== Task instructions ==
Make an exact copy of the records below, excluding images.

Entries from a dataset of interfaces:
══════

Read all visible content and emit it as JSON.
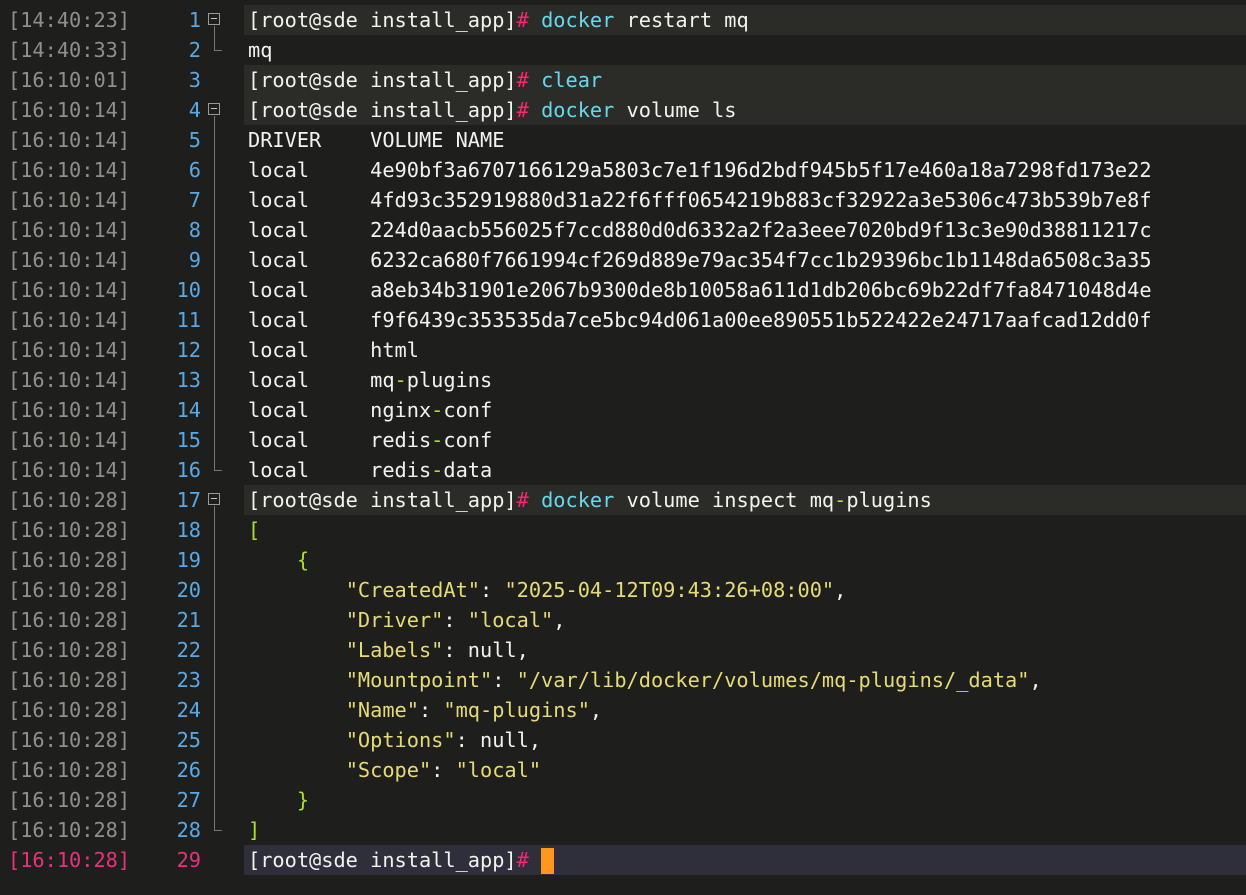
{
  "prompt": "[root@sde install_app]",
  "prompt_symbol": "#",
  "lines": [
    {
      "ts": "[14:40:23]",
      "n": "1",
      "kind": "cmd",
      "fold": "open",
      "text": "docker restart mq"
    },
    {
      "ts": "[14:40:33]",
      "n": "2",
      "kind": "out",
      "fold": "end",
      "text": "mq"
    },
    {
      "ts": "[16:10:01]",
      "n": "3",
      "kind": "cmd",
      "fold": "none",
      "text": "clear"
    },
    {
      "ts": "[16:10:14]",
      "n": "4",
      "kind": "cmd",
      "fold": "open",
      "text": "docker volume ls"
    },
    {
      "ts": "[16:10:14]",
      "n": "5",
      "kind": "out",
      "fold": "mid",
      "text": "DRIVER    VOLUME NAME"
    },
    {
      "ts": "[16:10:14]",
      "n": "6",
      "kind": "out",
      "fold": "mid",
      "text": "local     4e90bf3a6707166129a5803c7e1f196d2bdf945b5f17e460a18a7298fd173e22"
    },
    {
      "ts": "[16:10:14]",
      "n": "7",
      "kind": "out",
      "fold": "mid",
      "text": "local     4fd93c352919880d31a22f6fff0654219b883cf32922a3e5306c473b539b7e8f"
    },
    {
      "ts": "[16:10:14]",
      "n": "8",
      "kind": "out",
      "fold": "mid",
      "text": "local     224d0aacb556025f7ccd880d0d6332a2f2a3eee7020bd9f13c3e90d38811217c"
    },
    {
      "ts": "[16:10:14]",
      "n": "9",
      "kind": "out",
      "fold": "mid",
      "text": "local     6232ca680f7661994cf269d889e79ac354f7cc1b29396bc1b1148da6508c3a35"
    },
    {
      "ts": "[16:10:14]",
      "n": "10",
      "kind": "out",
      "fold": "mid",
      "text": "local     a8eb34b31901e2067b9300de8b10058a611d1db206bc69b22df7fa8471048d4e"
    },
    {
      "ts": "[16:10:14]",
      "n": "11",
      "kind": "out",
      "fold": "mid",
      "text": "local     f9f6439c353535da7ce5bc94d061a00ee890551b522422e24717aafcad12dd0f"
    },
    {
      "ts": "[16:10:14]",
      "n": "12",
      "kind": "out",
      "fold": "mid",
      "text": "local     html"
    },
    {
      "ts": "[16:10:14]",
      "n": "13",
      "kind": "out",
      "fold": "mid",
      "text": "local     mq-plugins"
    },
    {
      "ts": "[16:10:14]",
      "n": "14",
      "kind": "out",
      "fold": "mid",
      "text": "local     nginx-conf"
    },
    {
      "ts": "[16:10:14]",
      "n": "15",
      "kind": "out",
      "fold": "mid",
      "text": "local     redis-conf"
    },
    {
      "ts": "[16:10:14]",
      "n": "16",
      "kind": "out",
      "fold": "end",
      "text": "local     redis-data"
    },
    {
      "ts": "[16:10:28]",
      "n": "17",
      "kind": "cmd",
      "fold": "open",
      "text": "docker volume inspect mq-plugins"
    },
    {
      "ts": "[16:10:28]",
      "n": "18",
      "kind": "out",
      "fold": "mid",
      "text": "["
    },
    {
      "ts": "[16:10:28]",
      "n": "19",
      "kind": "out",
      "fold": "mid",
      "text": "    {"
    },
    {
      "ts": "[16:10:28]",
      "n": "20",
      "kind": "out",
      "fold": "mid",
      "text": "        \"CreatedAt\": \"2025-04-12T09:43:26+08:00\","
    },
    {
      "ts": "[16:10:28]",
      "n": "21",
      "kind": "out",
      "fold": "mid",
      "text": "        \"Driver\": \"local\","
    },
    {
      "ts": "[16:10:28]",
      "n": "22",
      "kind": "out",
      "fold": "mid",
      "text": "        \"Labels\": null,"
    },
    {
      "ts": "[16:10:28]",
      "n": "23",
      "kind": "out",
      "fold": "mid",
      "text": "        \"Mountpoint\": \"/var/lib/docker/volumes/mq-plugins/_data\","
    },
    {
      "ts": "[16:10:28]",
      "n": "24",
      "kind": "out",
      "fold": "mid",
      "text": "        \"Name\": \"mq-plugins\","
    },
    {
      "ts": "[16:10:28]",
      "n": "25",
      "kind": "out",
      "fold": "mid",
      "text": "        \"Options\": null,"
    },
    {
      "ts": "[16:10:28]",
      "n": "26",
      "kind": "out",
      "fold": "mid",
      "text": "        \"Scope\": \"local\""
    },
    {
      "ts": "[16:10:28]",
      "n": "27",
      "kind": "out",
      "fold": "mid",
      "text": "    }"
    },
    {
      "ts": "[16:10:28]",
      "n": "28",
      "kind": "out",
      "fold": "end",
      "text": "]"
    },
    {
      "ts": "[16:10:28]",
      "n": "29",
      "kind": "current",
      "fold": "none",
      "text": ""
    }
  ],
  "colors": {
    "background": "#1e1f1c",
    "timestamp": "#8f908a",
    "line_number": "#5aa9e6",
    "current_line": "#e8317d",
    "prompt_hash": "#f92672",
    "command": "#66d9ef",
    "string": "#e6db74",
    "punctuation": "#a6e22e",
    "cursor": "#fd971f"
  }
}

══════

== Exercise solution ==
Read all visible content and emit it as JSON.
{
  "prompt": "[root@sde install_app]",
  "prompt_symbol": "#",
  "lines": [
    {
      "ts": "[14:40:23]",
      "n": "1",
      "kind": "cmd",
      "fold": "open",
      "text": "docker restart mq"
    },
    {
      "ts": "[14:40:33]",
      "n": "2",
      "kind": "out",
      "fold": "end",
      "text": "mq"
    },
    {
      "ts": "[16:10:01]",
      "n": "3",
      "kind": "cmd",
      "fold": "none",
      "text": "clear"
    },
    {
      "ts": "[16:10:14]",
      "n": "4",
      "kind": "cmd",
      "fold": "open",
      "text": "docker volume ls"
    },
    {
      "ts": "[16:10:14]",
      "n": "5",
      "kind": "out",
      "fold": "mid",
      "text": "DRIVER    VOLUME NAME"
    },
    {
      "ts": "[16:10:14]",
      "n": "6",
      "kind": "out",
      "fold": "mid",
      "text": "local     4e90bf3a6707166129a5803c7e1f196d2bdf945b5f17e460a18a7298fd173e22"
    },
    {
      "ts": "[16:10:14]",
      "n": "7",
      "kind": "out",
      "fold": "mid",
      "text": "local     4fd93c352919880d31a22f6fff0654219b883cf32922a3e5306c473b539b7e8f"
    },
    {
      "ts": "[16:10:14]",
      "n": "8",
      "kind": "out",
      "fold": "mid",
      "text": "local     224d0aacb556025f7ccd880d0d6332a2f2a3eee7020bd9f13c3e90d38811217c"
    },
    {
      "ts": "[16:10:14]",
      "n": "9",
      "kind": "out",
      "fold": "mid",
      "text": "local     6232ca680f7661994cf269d889e79ac354f7cc1b29396bc1b1148da6508c3a35"
    },
    {
      "ts": "[16:10:14]",
      "n": "10",
      "kind": "out",
      "fold": "mid",
      "text": "local     a8eb34b31901e2067b9300de8b10058a611d1db206bc69b22df7fa8471048d4e"
    },
    {
      "ts": "[16:10:14]",
      "n": "11",
      "kind": "out",
      "fold": "mid",
      "text": "local     f9f6439c353535da7ce5bc94d061a00ee890551b522422e24717aafcad12dd0f"
    },
    {
      "ts": "[16:10:14]",
      "n": "12",
      "kind": "out",
      "fold": "mid",
      "text": "local     html"
    },
    {
      "ts": "[16:10:14]",
      "n": "13",
      "kind": "out",
      "fold": "mid",
      "text": "local     mq-plugins"
    },
    {
      "ts": "[16:10:14]",
      "n": "14",
      "kind": "out",
      "fold": "mid",
      "text": "local     nginx-conf"
    },
    {
      "ts": "[16:10:14]",
      "n": "15",
      "kind": "out",
      "fold": "mid",
      "text": "local     redis-conf"
    },
    {
      "ts": "[16:10:14]",
      "n": "16",
      "kind": "out",
      "fold": "end",
      "text": "local     redis-data"
    },
    {
      "ts": "[16:10:28]",
      "n": "17",
      "kind": "cmd",
      "fold": "open",
      "text": "docker volume inspect mq-plugins"
    },
    {
      "ts": "[16:10:28]",
      "n": "18",
      "kind": "out",
      "fold": "mid",
      "text": "["
    },
    {
      "ts": "[16:10:28]",
      "n": "19",
      "kind": "out",
      "fold": "mid",
      "text": "    {"
    },
    {
      "ts": "[16:10:28]",
      "n": "20",
      "kind": "out",
      "fold": "mid",
      "text": "        \"CreatedAt\": \"2025-04-12T09:43:26+08:00\","
    },
    {
      "ts": "[16:10:28]",
      "n": "21",
      "kind": "out",
      "fold": "mid",
      "text": "        \"Driver\": \"local\","
    },
    {
      "ts": "[16:10:28]",
      "n": "22",
      "kind": "out",
      "fold": "mid",
      "text": "        \"Labels\": null,"
    },
    {
      "ts": "[16:10:28]",
      "n": "23",
      "kind": "out",
      "fold": "mid",
      "text": "        \"Mountpoint\": \"/var/lib/docker/volumes/mq-plugins/_data\","
    },
    {
      "ts": "[16:10:28]",
      "n": "24",
      "kind": "out",
      "fold": "mid",
      "text": "        \"Name\": \"mq-plugins\","
    },
    {
      "ts": "[16:10:28]",
      "n": "25",
      "kind": "out",
      "fold": "mid",
      "text": "        \"Options\": null,"
    },
    {
      "ts": "[16:10:28]",
      "n": "26",
      "kind": "out",
      "fold": "mid",
      "text": "        \"Scope\": \"local\""
    },
    {
      "ts": "[16:10:28]",
      "n": "27",
      "kind": "out",
      "fold": "mid",
      "text": "    }"
    },
    {
      "ts": "[16:10:28]",
      "n": "28",
      "kind": "out",
      "fold": "end",
      "text": "]"
    },
    {
      "ts": "[16:10:28]",
      "n": "29",
      "kind": "current",
      "fold": "none",
      "text": ""
    }
  ],
  "colors": {
    "background": "#1e1f1c",
    "timestamp": "#8f908a",
    "line_number": "#5aa9e6",
    "current_line": "#e8317d",
    "prompt_hash": "#f92672",
    "command": "#66d9ef",
    "string": "#e6db74",
    "punctuation": "#a6e22e",
    "cursor": "#fd971f"
  }
}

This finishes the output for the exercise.